Director: Sam Liu
Starring: Kevin Conroy, Mark Hamill, Tara Strong, Ray Wise
Written by Tom Sheffield
When I saw that ‘The Killing Joke’ was in cinemas for one night only, I booked my ticket right away. Then, slowly but surely, a lot of mixed reviews came from all over the internet, especially after the divisive panel at San Diego Comic Con. However, I wasn’t going to let that put me off – like I can’t make up my own mind about a film without someone else giving their opinion (said the most ironic person in the room) – and I was still very excited to sit down in the cinema and watch one of my favourite graphic novels up on the big screen.
‘The Killing Joke’ introduces us to the origin of the infamous Joker, and how he became the psychotic, twisted , Clown Prince of Crime that has pushed every single one of Batman’s buttons over the 77 years he’s been around in the comics. In the graphic novel, The Joker escapes from Arkham Asylum and sets out to prove to Batman that “all it takes is one bad day to reduce the sanest man alive to lunacy”, and to prove his point he unleashes a monstrously evil plan to destroy every last bit of Commissioner Gordon’s sanity. As The Joker’s plan unfolds, we are shown flashbacks of the events that lead up to The Joker’s “one bad day”, that would change the lives of the citizens of Gotham forever.
The film extends the original story by including scenes in the beginning that heavily focuses on Barbara Gordon and her alter-ego Batgirl. Whilst her scenes were a great addition to extend the run time of the film, I feel that Batgirl could have had better a better storyline than her just struggling to deal with her feelings for Batman. Whilst she does kick a lot of ass, I definitely feel they could have done more with her character to set up the second half of the film and give her big scene an even deeper impact. The second half of the film comes from Batman’s perspective, where the graphic novel actually begins. From this point forward, I have nothing but praise for the film and the way it has been brought to life on the big screen. The dialogue has come straight from the speech bubbles in the comics and directly out of the mouths of the characters on-screen. What made this even better was that the scenes in the film also looked like they’d been taken straight from the panels of the graphic novel, which was incredibly pleasing as I’m a huge fan of the original material, especially the scene where The Joker removes his red hood and descends into maniacal laughter upon seeing his reflection in a puddle.

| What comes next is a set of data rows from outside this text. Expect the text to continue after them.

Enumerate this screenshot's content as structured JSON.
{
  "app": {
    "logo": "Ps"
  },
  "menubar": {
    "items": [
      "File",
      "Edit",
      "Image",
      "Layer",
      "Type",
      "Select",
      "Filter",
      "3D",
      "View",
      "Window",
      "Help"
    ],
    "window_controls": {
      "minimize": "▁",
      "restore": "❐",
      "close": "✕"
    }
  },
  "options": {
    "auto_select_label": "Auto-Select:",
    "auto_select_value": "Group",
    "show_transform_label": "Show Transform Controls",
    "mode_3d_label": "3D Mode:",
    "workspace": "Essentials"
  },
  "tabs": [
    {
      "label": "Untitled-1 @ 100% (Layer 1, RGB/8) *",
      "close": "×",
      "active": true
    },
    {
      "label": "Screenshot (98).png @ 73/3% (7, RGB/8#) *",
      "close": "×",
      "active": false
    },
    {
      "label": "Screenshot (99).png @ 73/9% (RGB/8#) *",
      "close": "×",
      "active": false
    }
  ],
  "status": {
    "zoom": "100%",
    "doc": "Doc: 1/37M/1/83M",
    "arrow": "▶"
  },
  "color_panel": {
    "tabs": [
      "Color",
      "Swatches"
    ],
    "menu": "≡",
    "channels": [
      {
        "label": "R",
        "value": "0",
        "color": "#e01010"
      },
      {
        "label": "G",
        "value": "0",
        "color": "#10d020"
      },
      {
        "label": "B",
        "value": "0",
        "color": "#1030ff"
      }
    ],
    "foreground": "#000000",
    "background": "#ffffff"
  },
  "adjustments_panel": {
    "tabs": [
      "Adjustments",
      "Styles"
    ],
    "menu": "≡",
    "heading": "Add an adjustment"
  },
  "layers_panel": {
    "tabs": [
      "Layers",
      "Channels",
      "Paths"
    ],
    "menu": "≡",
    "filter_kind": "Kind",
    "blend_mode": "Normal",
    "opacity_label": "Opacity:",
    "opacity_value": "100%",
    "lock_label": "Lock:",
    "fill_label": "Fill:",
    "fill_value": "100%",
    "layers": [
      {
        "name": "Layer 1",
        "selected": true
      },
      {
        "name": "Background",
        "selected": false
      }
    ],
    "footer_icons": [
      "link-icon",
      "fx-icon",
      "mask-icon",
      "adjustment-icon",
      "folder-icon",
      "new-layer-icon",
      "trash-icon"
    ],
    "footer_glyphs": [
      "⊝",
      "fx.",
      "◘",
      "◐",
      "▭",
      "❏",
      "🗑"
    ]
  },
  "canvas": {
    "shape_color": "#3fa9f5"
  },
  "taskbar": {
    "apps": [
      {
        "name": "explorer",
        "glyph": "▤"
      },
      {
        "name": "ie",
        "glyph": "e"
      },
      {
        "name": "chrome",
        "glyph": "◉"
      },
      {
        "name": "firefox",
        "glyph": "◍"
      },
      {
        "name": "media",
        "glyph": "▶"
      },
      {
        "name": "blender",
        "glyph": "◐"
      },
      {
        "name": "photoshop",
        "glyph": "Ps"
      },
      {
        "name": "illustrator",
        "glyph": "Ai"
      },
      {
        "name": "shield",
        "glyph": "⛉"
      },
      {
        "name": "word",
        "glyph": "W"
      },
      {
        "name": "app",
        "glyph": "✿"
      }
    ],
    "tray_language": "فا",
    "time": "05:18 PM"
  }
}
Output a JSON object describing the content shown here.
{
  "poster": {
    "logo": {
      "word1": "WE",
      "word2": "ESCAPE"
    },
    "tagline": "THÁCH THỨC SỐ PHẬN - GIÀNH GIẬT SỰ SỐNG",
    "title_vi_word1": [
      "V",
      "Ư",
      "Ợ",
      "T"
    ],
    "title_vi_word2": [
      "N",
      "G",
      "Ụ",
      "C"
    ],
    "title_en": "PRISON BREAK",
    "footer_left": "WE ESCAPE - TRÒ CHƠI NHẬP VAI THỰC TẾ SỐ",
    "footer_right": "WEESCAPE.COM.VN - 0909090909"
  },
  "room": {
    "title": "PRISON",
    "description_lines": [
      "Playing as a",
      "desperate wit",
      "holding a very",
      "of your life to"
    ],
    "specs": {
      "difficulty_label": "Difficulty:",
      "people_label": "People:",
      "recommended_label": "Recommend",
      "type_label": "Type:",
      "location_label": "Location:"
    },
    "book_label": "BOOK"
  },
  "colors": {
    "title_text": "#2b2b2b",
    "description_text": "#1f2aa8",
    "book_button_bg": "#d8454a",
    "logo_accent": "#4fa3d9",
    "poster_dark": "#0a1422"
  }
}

It would be criminal to talk about this film and not mention the perfect voice cast, which features the great talents of Kevin Conroy, Mark Hamill and Tara Strong. Before the film started, there was a short interview with Mark Hamill in which he talked about why he loved voicing The Joker and how The Joker’s unpredictableness means he will never get bored of voicing him – and to be honest I don’t think I well ever be bored of him doing it either. Hamill has the persona of The Joker nailed, from his trademark evil laugh, right down to the sadistic and evil monologues. Kevin Conroy and Tara Strong both give strong performances as Batman and Batgirl, and the delivery of their lines were perfect for the atmosphere of the film.
I would definitely recommend this film to anyone who is a fan of the original graphic novel, or even a fan of DC Animation films. It’s as dark and controversial as the graphic novel, with an amazing voice cast behind it and a catchy musical number. The reason for my average marking however, is due to the fact the first half of the film really did let the whole thing down for me. We could have seen a lot better based on the nature of ‘The Killing Joke’ and its dark and gritty storyline, and it would have been interesting to see the R-Rating really used to its full potential.